(WORK INSTRUCTION)
Where does the word "postrojenja" show up in the records? Copy every line that holds it.

Items from an interface collection:
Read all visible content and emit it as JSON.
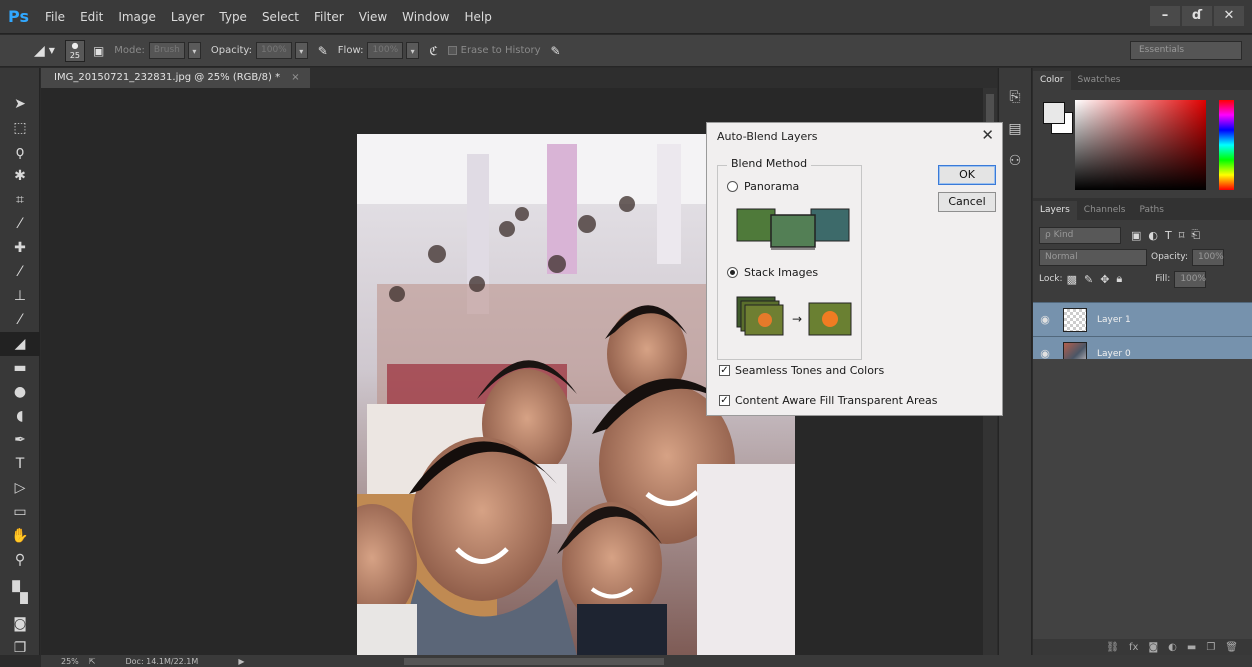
{
  "app": {
    "logo": "Ps",
    "menu": [
      "File",
      "Edit",
      "Image",
      "Layer",
      "Type",
      "Select",
      "Filter",
      "View",
      "Window",
      "Help"
    ],
    "window_controls": [
      "–",
      "ɗ",
      "✕"
    ]
  },
  "options_bar": {
    "brush_size": "25",
    "mode_label": "Mode:",
    "mode_value": "Brush",
    "opacity_label": "Opacity:",
    "opacity_value": "100%",
    "flow_label": "Flow:",
    "flow_value": "100%",
    "erase_history_label": "Erase to History",
    "workspace": "Essentials"
  },
  "document": {
    "tab_title": "IMG_20150721_232831.jpg @ 25% (RGB/8) *",
    "tab_close": "×"
  },
  "status_bar": {
    "zoom": "25%",
    "doc_info": "Doc: 14.1M/22.1M"
  },
  "dialog": {
    "title": "Auto-Blend Layers",
    "blend_method_label": "Blend Method",
    "panorama_label": "Panorama",
    "stack_images_label": "Stack Images",
    "selected_method": "Stack Images",
    "seamless_label": "Seamless Tones and Colors",
    "seamless_checked": true,
    "content_aware_label": "Content Aware Fill Transparent Areas",
    "content_aware_checked": true,
    "ok_label": "OK",
    "cancel_label": "Cancel",
    "close_glyph": "✕"
  },
  "panels": {
    "color_tabs": [
      "Color",
      "Swatches"
    ],
    "layers_tabs": [
      "Layers",
      "Channels",
      "Paths"
    ],
    "filter_kind": "ρ Kind",
    "blend_mode": "Normal",
    "opacity_label": "Opacity:",
    "opacity_value": "100%",
    "lock_label": "Lock:",
    "fill_label": "Fill:",
    "fill_value": "100%",
    "layers": [
      {
        "name": "Layer 1"
      },
      {
        "name": "Layer 0"
      }
    ]
  },
  "colors": {
    "accent": "#31a8ff",
    "layer_selected": "#7692ad"
  }
}
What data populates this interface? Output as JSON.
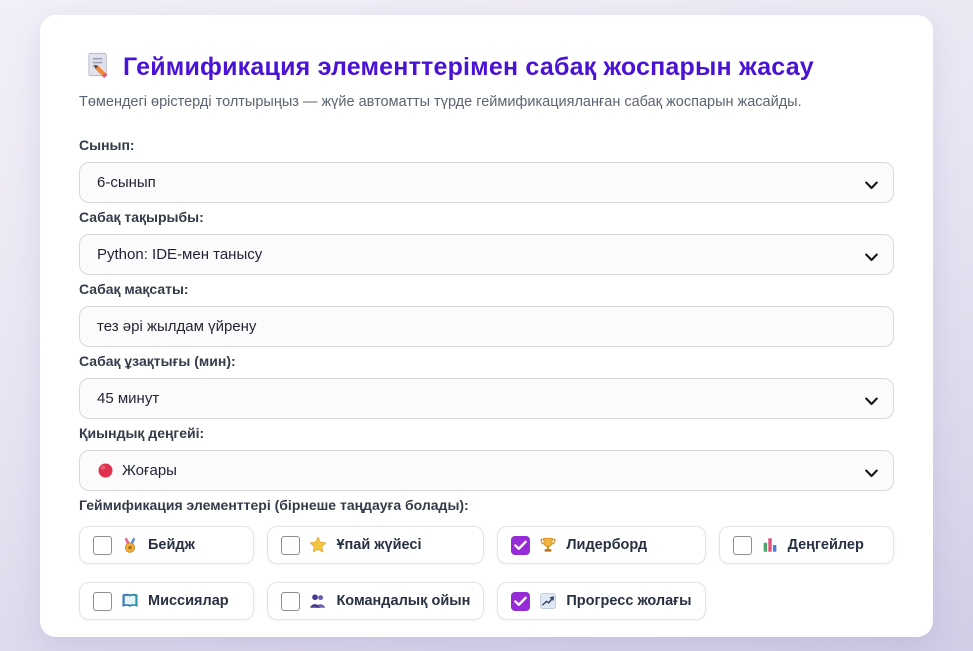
{
  "page": {
    "title": "Геймификация элементтерімен сабақ жоспарын жасау",
    "title_icon": "memo-icon",
    "subtitle": "Төмендегі өрістерді толтырыңыз — жүйе автоматты түрде геймификацияланған сабақ жоспарын жасайды."
  },
  "colors": {
    "title_accent": "#4a12d4",
    "checkbox_checked": "#962cd6",
    "page_background": "#e4e0f0",
    "difficulty_dot": "#e0354b"
  },
  "form": {
    "fields": [
      {
        "label": "Сынып:",
        "type": "select",
        "value": "6-сынып"
      },
      {
        "label": "Сабақ тақырыбы:",
        "type": "select",
        "value": "Python: IDE-мен танысу"
      },
      {
        "label": "Сабақ мақсаты:",
        "type": "text",
        "value": "тез әрі жылдам үйрену"
      },
      {
        "label": "Сабақ ұзақтығы (мин):",
        "type": "select",
        "value": "45 минут"
      },
      {
        "label": "Қиындық деңгейі:",
        "type": "select",
        "value": "Жоғары",
        "value_icon": "red-circle-icon"
      }
    ],
    "elements_label": "Геймификация элементтері (бірнеше таңдауға болады):",
    "elements": [
      {
        "label": "Бейдж",
        "icon": "medal-icon",
        "checked": false
      },
      {
        "label": "Ұпай жүйесі",
        "icon": "star-icon",
        "checked": false
      },
      {
        "label": "Лидерборд",
        "icon": "trophy-icon",
        "checked": true
      },
      {
        "label": "Деңгейлер",
        "icon": "bar-chart-icon",
        "checked": false
      },
      {
        "label": "Миссиялар",
        "icon": "open-book-icon",
        "checked": false
      },
      {
        "label": "Командалық ойын",
        "icon": "team-icon",
        "checked": false
      },
      {
        "label": "Прогресс жолағы",
        "icon": "progress-chart-icon",
        "checked": true
      }
    ]
  }
}
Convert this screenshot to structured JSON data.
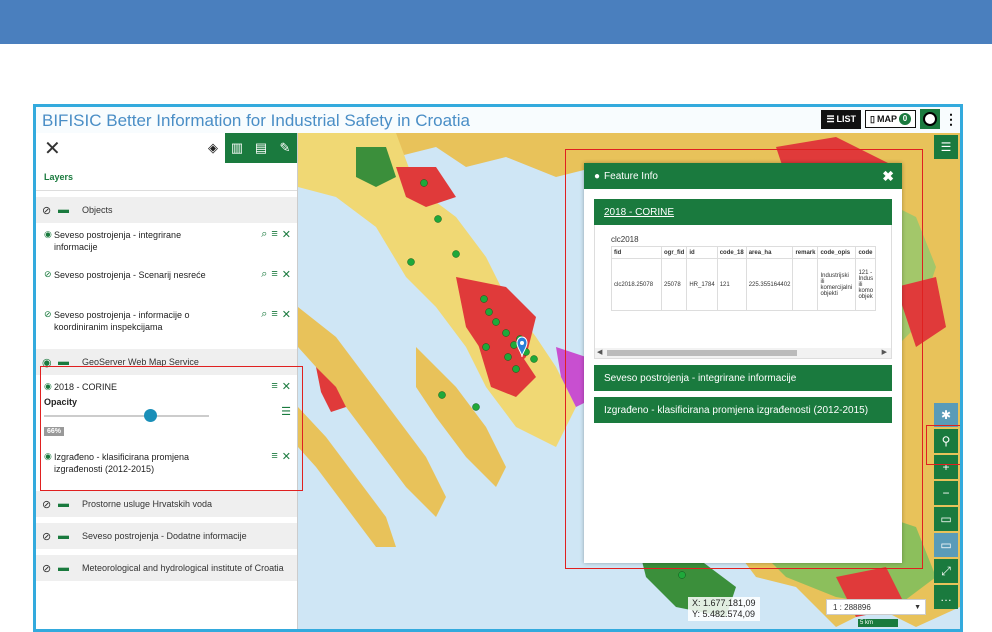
{
  "app": {
    "title": "BIFISIC Better Information for Industrial Safety in Croatia"
  },
  "topbar": {
    "list_label": "LIST",
    "map_label": "MAP",
    "map_count": "0"
  },
  "panel": {
    "tab_label": "Layers",
    "groups": [
      {
        "label": "Objects"
      },
      {
        "label": "GeoServer Web Map Service"
      },
      {
        "label": "Prostorne usluge Hrvatskih voda"
      },
      {
        "label": "Seveso postrojenja - Dodatne informacije"
      },
      {
        "label": "Meteorological and hydrological institute of Croatia"
      }
    ],
    "objects_layers": [
      {
        "label": "Seveso postrojenja - integrirane informacije"
      },
      {
        "label": "Seveso postrojenja - Scenarij nesreće"
      },
      {
        "label": "Seveso postrojenja - informacije o koordiniranim inspekcijama"
      }
    ],
    "wms_layers": [
      {
        "label": "2018 - CORINE"
      },
      {
        "label": "Izgrađeno - klasificirana promjena izgrađenosti (2012-2015)"
      }
    ],
    "opacity_label": "Opacity",
    "opacity_value": 0.66,
    "opacity_text": "66%"
  },
  "feature_info": {
    "title": "Feature Info",
    "tab": "2018 - CORINE",
    "table_name": "clc2018",
    "columns": [
      "fid",
      "ogr_fid",
      "id",
      "code_18",
      "area_ha",
      "remark",
      "code_opis",
      "code"
    ],
    "row": [
      "clc2018.25078",
      "25078",
      "HR_1784",
      "121",
      "225.355164402",
      "",
      "Industrijski ili komercijalni objekti",
      "121 - Indus ili komo objek"
    ],
    "sections": [
      "Seveso postrojenja - integrirane informacije",
      "Izgrađeno - klasificirana promjena izgrađenosti (2012-2015)"
    ]
  },
  "coords": {
    "x": "X: 1.677.181,09",
    "y": "Y: 5.482.574,09"
  },
  "scale": {
    "value": "1 : 288896",
    "bar": "5 km"
  },
  "colors": {
    "accent_green": "#1a7a3e",
    "frame_blue": "#33aadd",
    "topbar_blue": "#4a7fbe",
    "highlight_red": "#e02020"
  }
}
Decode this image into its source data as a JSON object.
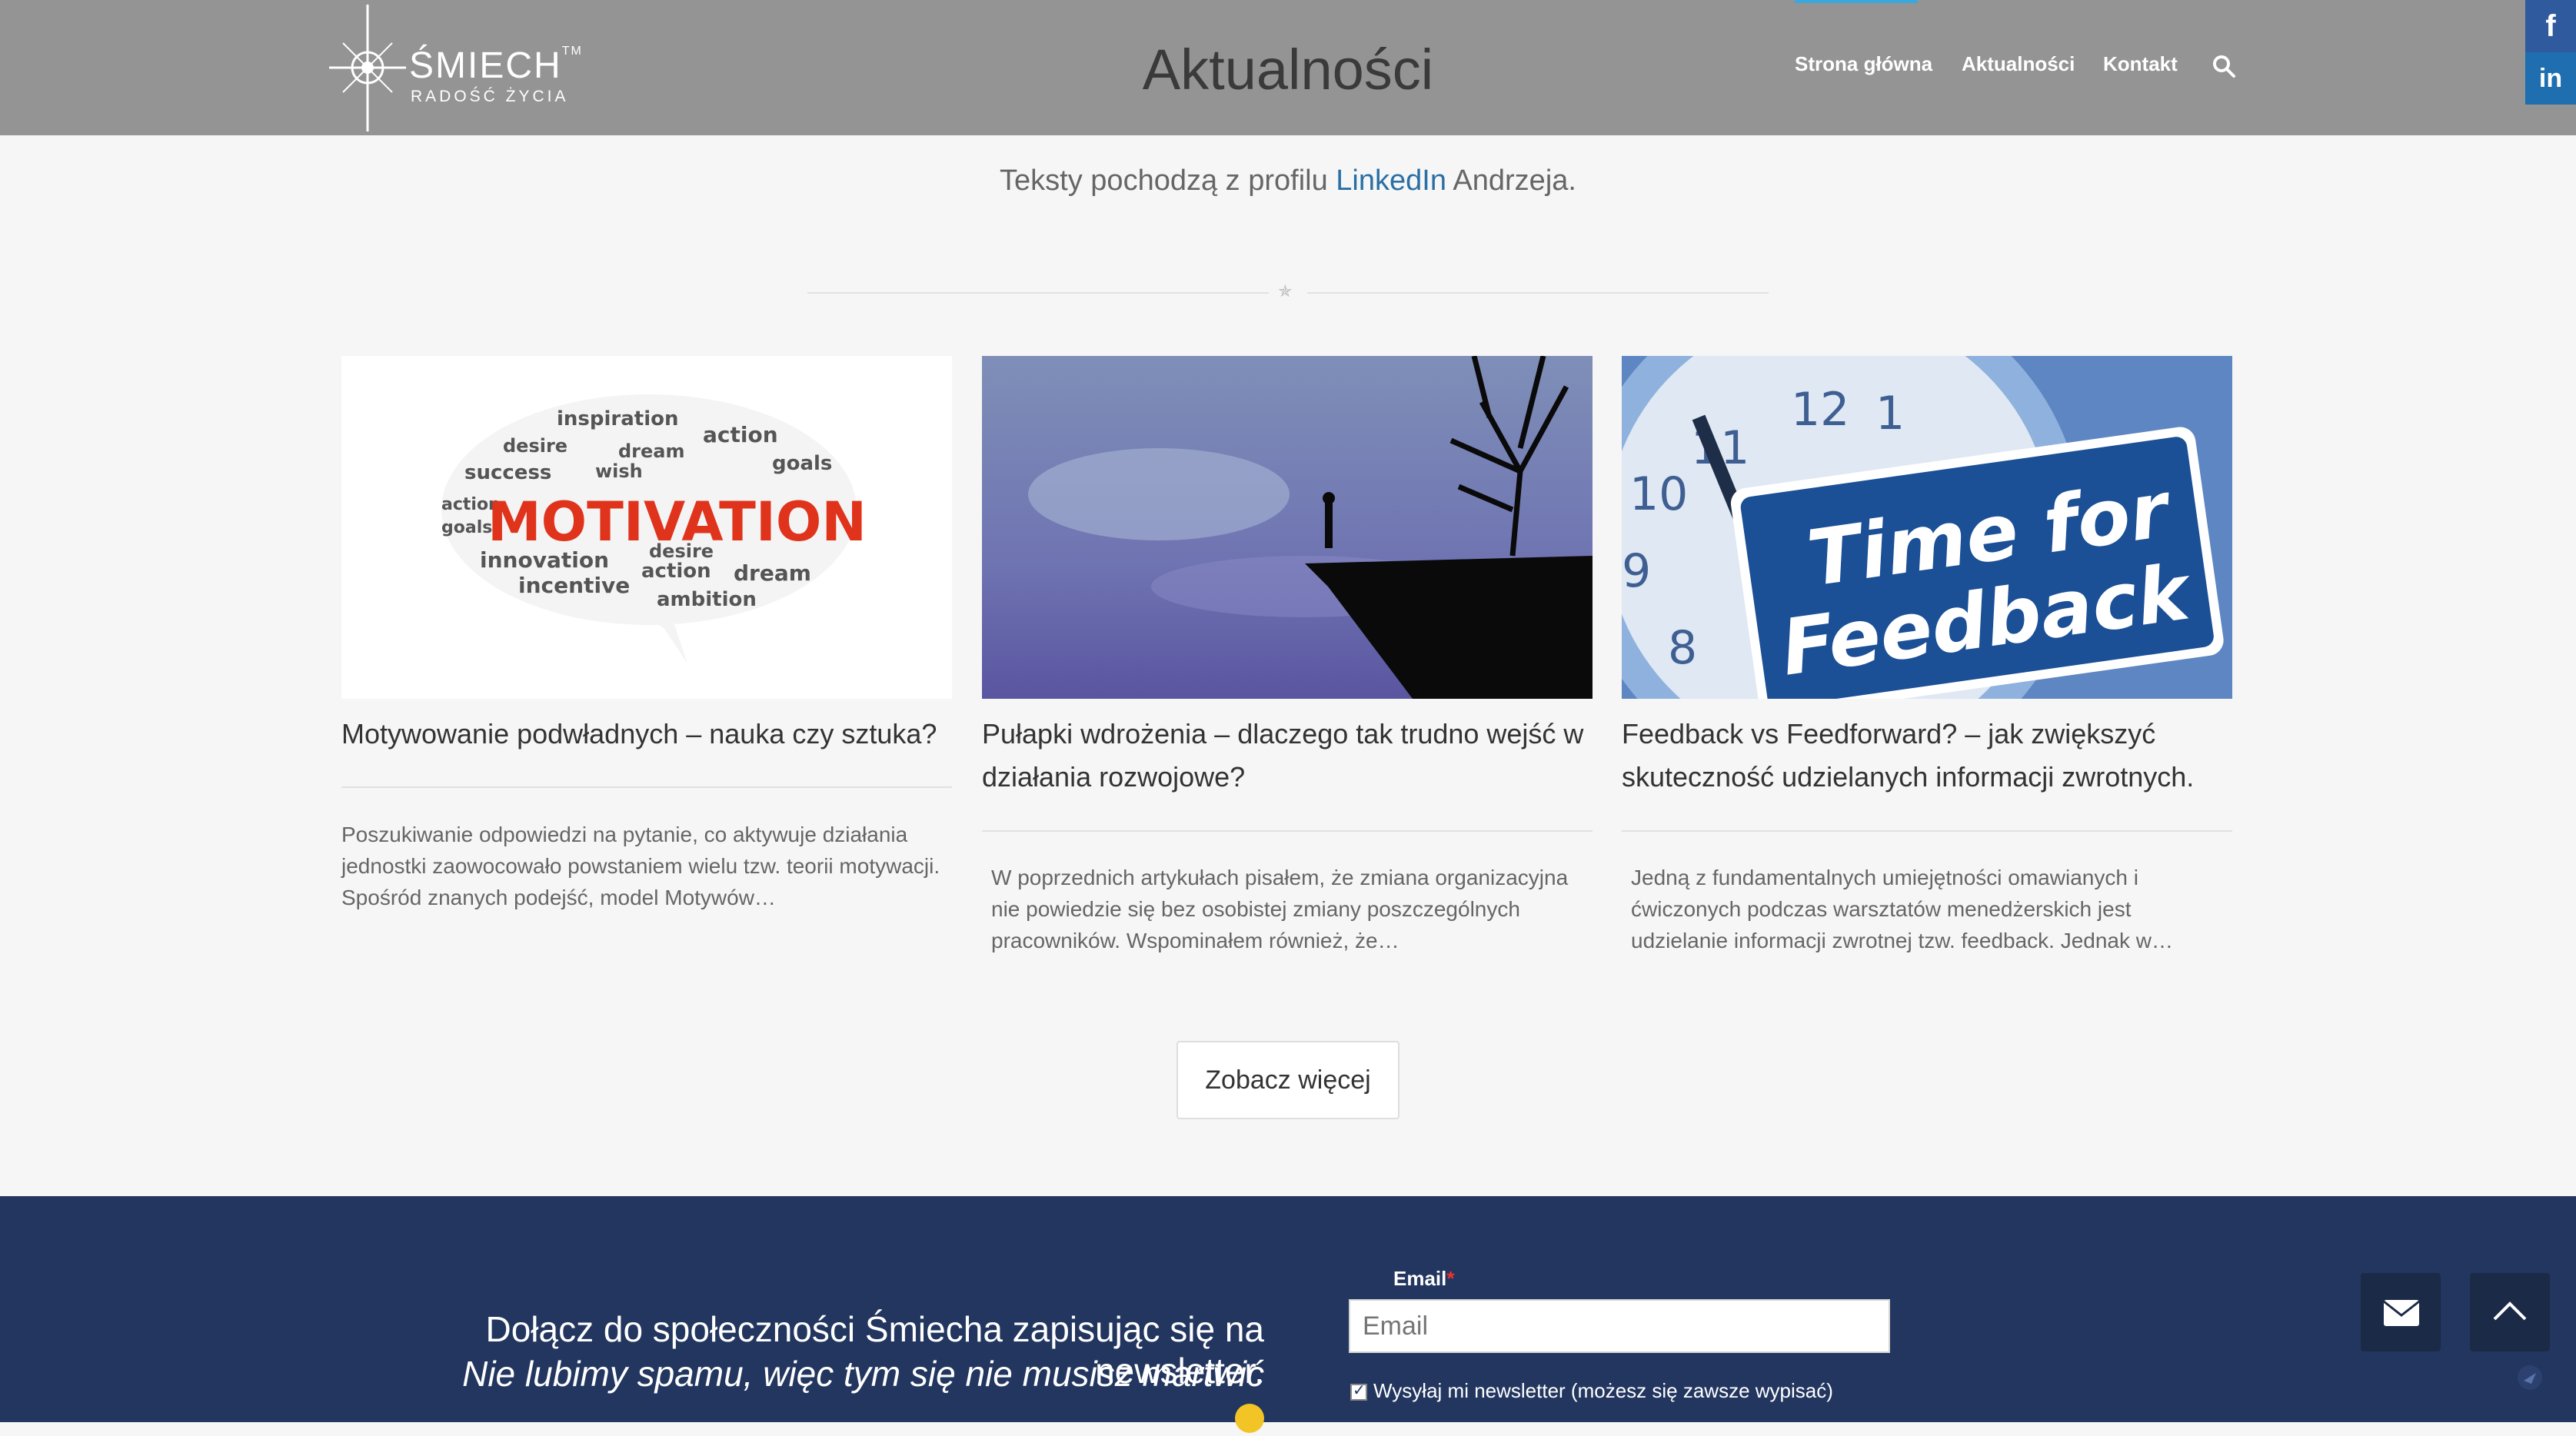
{
  "header": {
    "logo_name": "ŚMIECH",
    "logo_tm": "TM",
    "logo_tagline": "RADOŚĆ ŻYCIA",
    "page_title": "Aktualności",
    "nav": [
      "Strona główna",
      "Aktualności",
      "Kontakt"
    ],
    "nav_search_icon": "search-icon"
  },
  "social": {
    "facebook": "f",
    "linkedin": "in"
  },
  "intro": {
    "before": "Teksty pochodzą z profilu ",
    "link": "LinkedIn",
    "after": " Andrzeja."
  },
  "posts": [
    {
      "image_word": "MOTIVATION",
      "title": "Motywowanie podwładnych – nauka czy sztuka?",
      "excerpt": "Poszukiwanie odpowiedzi na pytanie, co aktywuje działania jednostki zaowocowało powstaniem wielu tzw. teorii motywacji. Spośród znanych podejść, model Motywów…"
    },
    {
      "title": "Pułapki wdrożenia – dlaczego tak trudno wejść w działania rozwojowe?",
      "excerpt": "W poprzednich artykułach pisałem, że zmiana organizacyjna nie powiedzie się bez osobistej zmiany poszczególnych pracowników. Wspominałem również, że…"
    },
    {
      "image_sign_line1": "Time for",
      "image_sign_line2": "Feedback",
      "title": "Feedback vs Feedforward? – jak zwiększyć skuteczność udzielanych informacji zwrotnych.",
      "excerpt": "Jedną z fundamentalnych umiejętności omawianych i ćwiczonych podczas warsztatów menedżerskich jest udzielanie informacji zwrotnej tzw. feedback. Jednak w…"
    }
  ],
  "more_button": "Zobacz więcej",
  "newsletter": {
    "line1": "Dołącz do społeczności Śmiecha zapisując się na newsletter.",
    "line2": "Nie lubimy spamu, więc tym się nie musisz martwić",
    "email_label": "Email",
    "required_mark": "*",
    "email_placeholder": "Email",
    "checkbox_label": "Wysyłaj mi newsletter (możesz się zawsze wypisać)"
  },
  "colors": {
    "header_bg": "#949494",
    "footer_bg": "#22365f",
    "link": "#2a6fa5",
    "accent": "#3aa8dd"
  }
}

(YOUR RESPONSE)
        "label": "Seveso postrojenja - Dodatne informacije"
        "label": "Seveso postrojenja - integrirane informacije"
        "label": "Seveso postrojenja - Scenarij nesreće"
        "label": "Seveso postrojenja - informacije o koordiniranim inspekcijama"
      "Seveso postrojenja - integrirane informacije",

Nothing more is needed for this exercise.